Tiffany, according to news articles, found him difficult to feed. [Many premature infants have feeding difficulties and are at risk for failure-to-thrive.] She stated in court testimony, according to one news article that she had run out of WIC and couldn't afford formula. She fed her son cow's milk instead of formula. At 5 months old in November of 2005, baby Emmanuel died. The cause according to a coroner's report was malnutrition and starvation. According to one news article, Tiffany said he was sick. Tiffany and Emmanuel were arrested and charged with the baby's death in September of 2006. In August of 2008, a judge found them guilty in the death of their son. (they declined a jury trial). They were sentenced in September of this year to life in prison for 2nd degree murder.
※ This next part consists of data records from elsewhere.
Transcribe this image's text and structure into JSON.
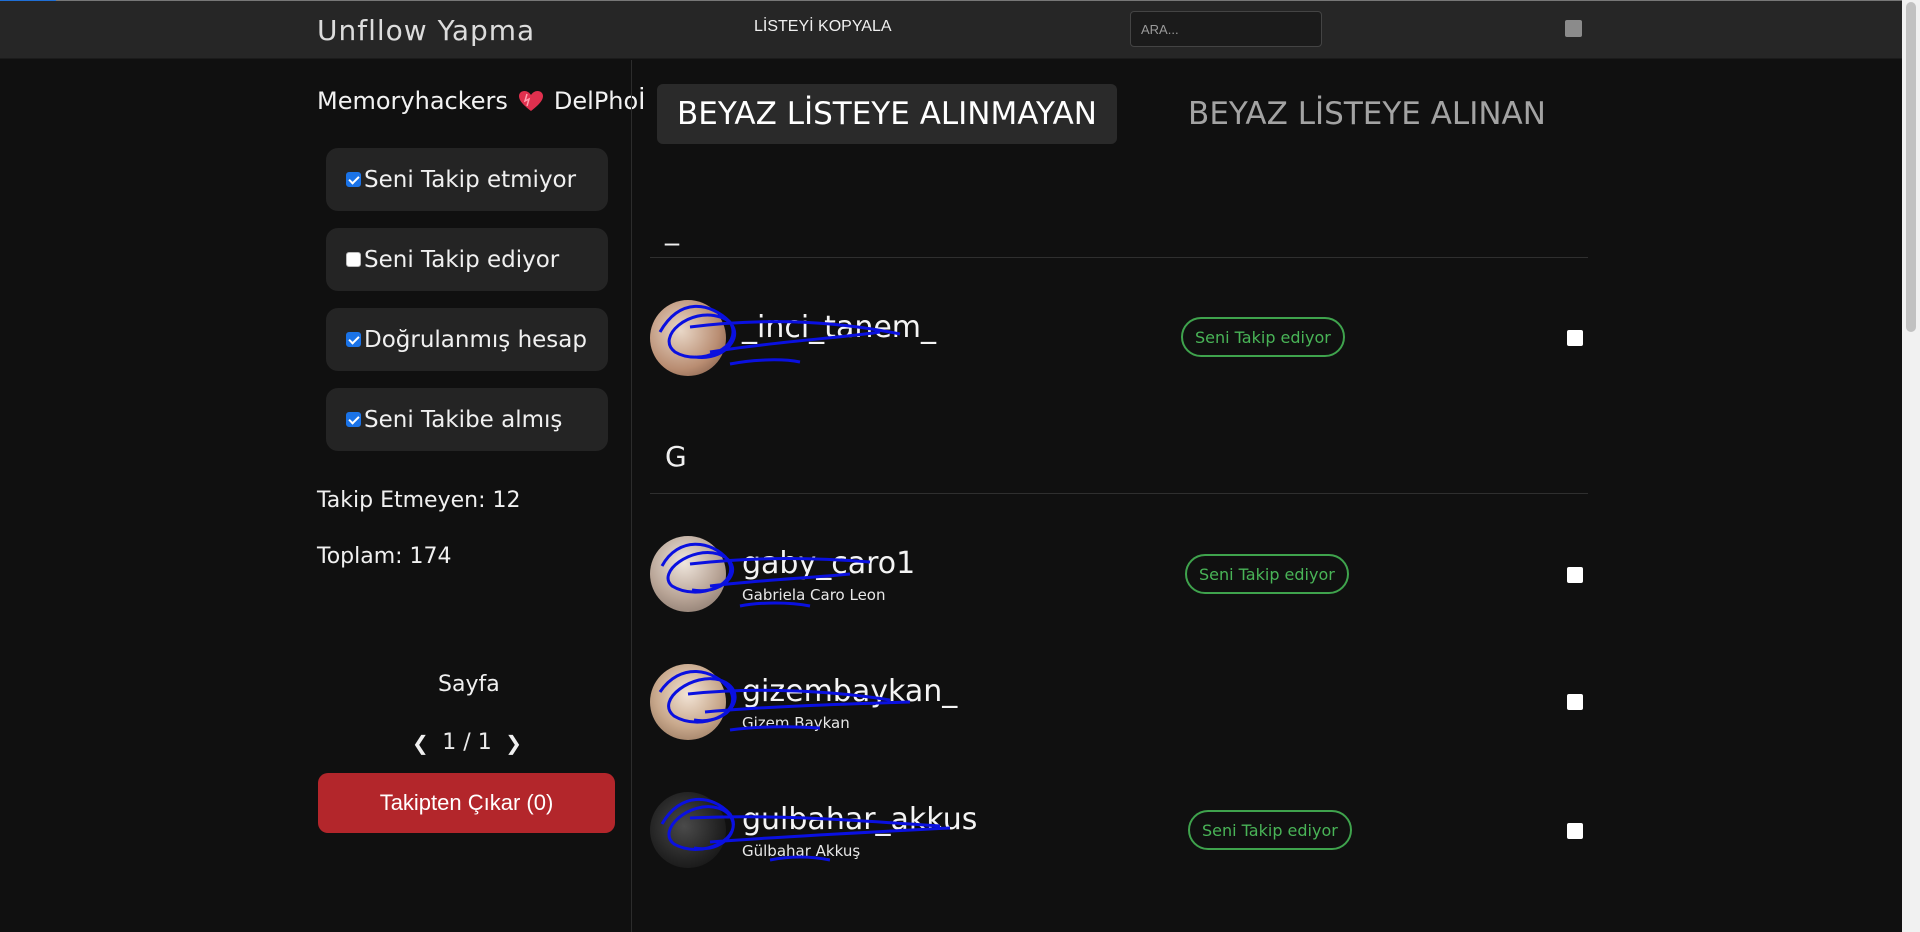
{
  "header": {
    "title": "Unfllow Yapma",
    "copy_list": "LİSTEYİ KOPYALA",
    "search_placeholder": "ARA..."
  },
  "sidebar": {
    "user_left": "Memoryhackers",
    "user_icon": "heart-icon",
    "user_right": "DelPhoİ",
    "filters": [
      {
        "label": "Seni Takip etmiyor",
        "checked": true
      },
      {
        "label": "Seni Takip ediyor",
        "checked": false
      },
      {
        "label": "Doğrulanmış hesap",
        "checked": true
      },
      {
        "label": "Seni Takibe almış",
        "checked": true
      }
    ],
    "stats": {
      "not_following": "Takip Etmeyen: 12",
      "total": "Toplam: 174"
    },
    "page_label": "Sayfa",
    "page_indicator": "1 / 1",
    "prev_icon": "chevron-left-icon",
    "next_icon": "chevron-right-icon",
    "unfollow_button": "Takipten Çıkar (0)"
  },
  "tabs": {
    "active": "BEYAZ LİSTEYE ALINMAYAN",
    "inactive": "BEYAZ LİSTEYE ALINAN"
  },
  "sections": [
    {
      "letter": "_",
      "users": [
        {
          "username": "_inci_tanem_",
          "fullname": "",
          "badge": "Seni Takip ediyor"
        }
      ]
    },
    {
      "letter": "G",
      "users": [
        {
          "username": "gaby_caro1",
          "fullname": "Gabriela Caro Leon",
          "badge": "Seni Takip ediyor"
        },
        {
          "username": "gizembaykan_",
          "fullname": "Gizem Baykan",
          "badge": ""
        },
        {
          "username": "gulbahar_akkus",
          "fullname": "Gülbahar Akkuş",
          "badge": "Seni Takip ediyor"
        }
      ]
    }
  ],
  "colors": {
    "background": "#101010",
    "header": "#262626",
    "accent_red": "#b3262b",
    "badge_green": "#49b457",
    "scribble_blue": "#0a10e0"
  }
}
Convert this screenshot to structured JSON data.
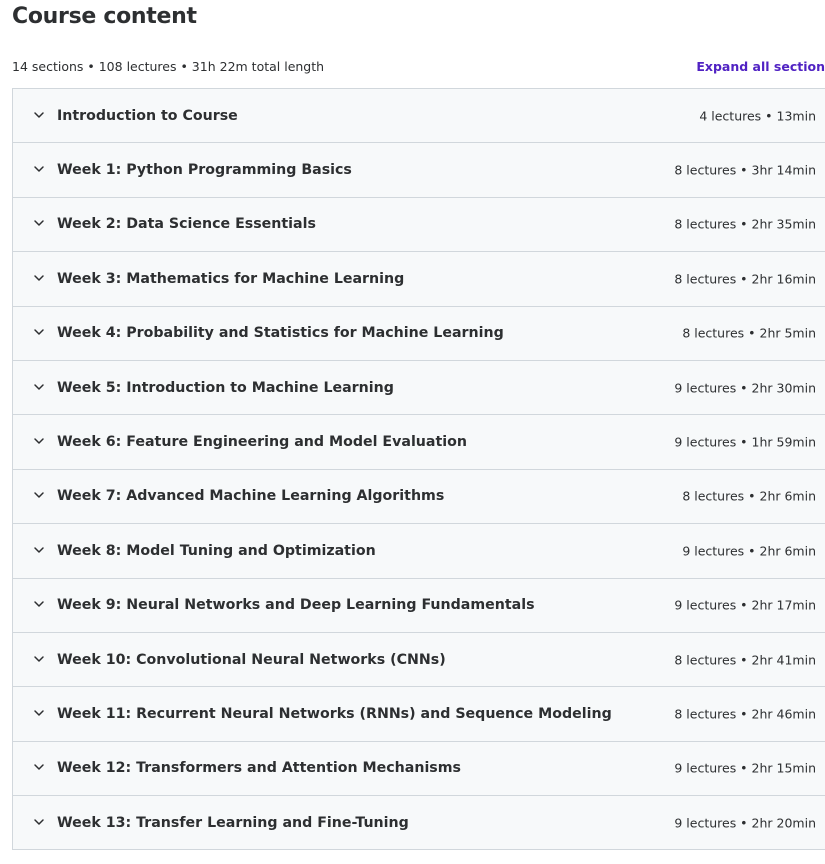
{
  "header": {
    "title": "Course content",
    "summary": "14 sections • 108 lectures • 31h 22m total length",
    "expand_all_label": "Expand all section"
  },
  "icons": {
    "chevron": "chevron-down-icon"
  },
  "colors": {
    "accent": "#5022c3",
    "text": "#2d2f31",
    "section_bg": "#f7f9fa",
    "border": "#d1d7dc"
  },
  "sections": [
    {
      "title": "Introduction to Course",
      "meta": "4 lectures • 13min"
    },
    {
      "title": "Week 1: Python Programming Basics",
      "meta": "8 lectures • 3hr 14min"
    },
    {
      "title": "Week 2: Data Science Essentials",
      "meta": "8 lectures • 2hr 35min"
    },
    {
      "title": "Week 3: Mathematics for Machine Learning",
      "meta": "8 lectures • 2hr 16min"
    },
    {
      "title": "Week 4: Probability and Statistics for Machine Learning",
      "meta": "8 lectures • 2hr 5min"
    },
    {
      "title": "Week 5: Introduction to Machine Learning",
      "meta": "9 lectures • 2hr 30min"
    },
    {
      "title": "Week 6: Feature Engineering and Model Evaluation",
      "meta": "9 lectures • 1hr 59min"
    },
    {
      "title": "Week 7: Advanced Machine Learning Algorithms",
      "meta": "8 lectures • 2hr 6min"
    },
    {
      "title": "Week 8: Model Tuning and Optimization",
      "meta": "9 lectures • 2hr 6min"
    },
    {
      "title": "Week 9: Neural Networks and Deep Learning Fundamentals",
      "meta": "9 lectures • 2hr 17min"
    },
    {
      "title": "Week 10: Convolutional Neural Networks (CNNs)",
      "meta": "8 lectures • 2hr 41min"
    },
    {
      "title": "Week 11: Recurrent Neural Networks (RNNs) and Sequence Modeling",
      "meta": "8 lectures • 2hr 46min"
    },
    {
      "title": "Week 12: Transformers and Attention Mechanisms",
      "meta": "9 lectures • 2hr 15min"
    },
    {
      "title": "Week 13: Transfer Learning and Fine-Tuning",
      "meta": "9 lectures • 2hr 20min"
    }
  ]
}
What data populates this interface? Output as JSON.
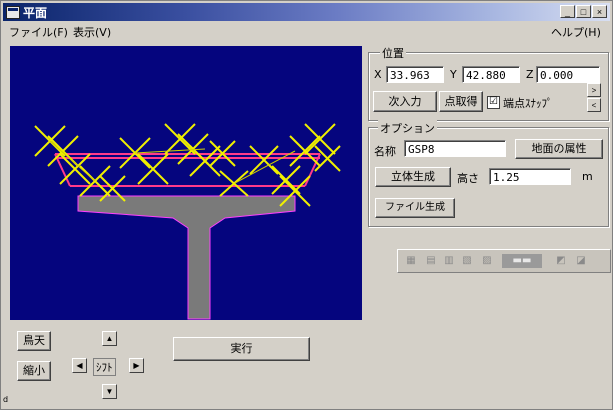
{
  "window": {
    "title": "平面"
  },
  "titlebar": {
    "min": "_",
    "max": "□",
    "close": "×"
  },
  "menu": {
    "file": "ファイル(F)",
    "view": "表示(V)",
    "help": "ヘルプ(H)"
  },
  "position": {
    "group_label": "位置",
    "x_label": "X",
    "x_value": "33.963",
    "y_label": "Y",
    "y_value": "42.880",
    "z_label": "Z",
    "z_value": "0.000",
    "next_input": "次入力",
    "point_take": "点取得",
    "snap_label": "端点ｽﾅｯﾌﾟ",
    "snap_checked": "☑"
  },
  "options": {
    "group_label": "オプション",
    "name_label": "名称",
    "name_value": "GSP8",
    "attr_button": "地面の属性",
    "solid_button": "立体生成",
    "height_label": "高さ",
    "height_value": "1.25",
    "height_unit": "m",
    "file_button": "ファイル生成"
  },
  "view_controls": {
    "overview_button": "鳥天",
    "zoom_out_button": "縮小",
    "shift_label": "ｼﾌﾄ",
    "run_button": "実行",
    "up": "▲",
    "down": "▼",
    "left": "◀",
    "right": "▶"
  },
  "toolbar2": {
    "icons": [
      "tool-icon-1",
      "tool-icon-2",
      "tool-icon-3",
      "tool-icon-4",
      "tool-icon-5",
      "tool-icon-6",
      "tool-icon-7",
      "tool-icon-8"
    ]
  },
  "statusbar": {
    "corner": "d"
  },
  "colors": {
    "canvas_bg": "#05057e",
    "pier": "#7a7a7a",
    "pier_outline": "#ff40ff",
    "markers": "#f0f000",
    "magenta_line": "#ff3a8a"
  }
}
Supposedly during closing arguments, the Prosecutor said, "This baby didn't die in a hut in another nation, it died in a house in Shreveport, with a refrigerator that was full of beer and food." The couple was tried in a Caddo Parish courtroom in Shreveport, Louisiana. Caddo Parish has a documented black infant mortality rate of 32.7--similiar to some African nations.
The paradox of our land of plenty is that we spend more per capita on healthcare than any other nation in the world but our black infant mortality rate is closer to some developing nations.
The judge in this case did not believe Tiffany's testimony and found the autopsy picture shocking (all failure-to-thrive babies are shocking to look at). I find it disturbing that the autopsy pictures of baby Emmanuel can still be viewed on the internet.
I read many of the internet comments to this news event and was floored by the almost universal condemnation of this couple. I am not sure how we ever get to the truth of any given situation. Was Tiffany not telling the truth to the judge? Was the judge aware of the issues regarding evacuees (it has been estimated that over 5000 evacuees sheltered in Shreveport). How did the clinics in Shreveport, Medicaid and WIC, handle this massive influx of people? How overwhelmed were the families by the stress of evacuation and the lines and waiting? Would they have felt that there is no help, even when you ask for help? Why in Florida do we quickly believe that the white mother who nearly killed her baby by watering down the formula was just ignorant? But a black mother must have been negligent/murderous to give her infant cow's milk? How easy or difficult would it have been to see a pediatrician in Shreveport, if you were an evacuee without money, credit, or any paperwork? Wouldn't some people fall through the cracks? Questions and more questions.
Copyright 2008 Valerie W. McClain

No comments:

Post a Comment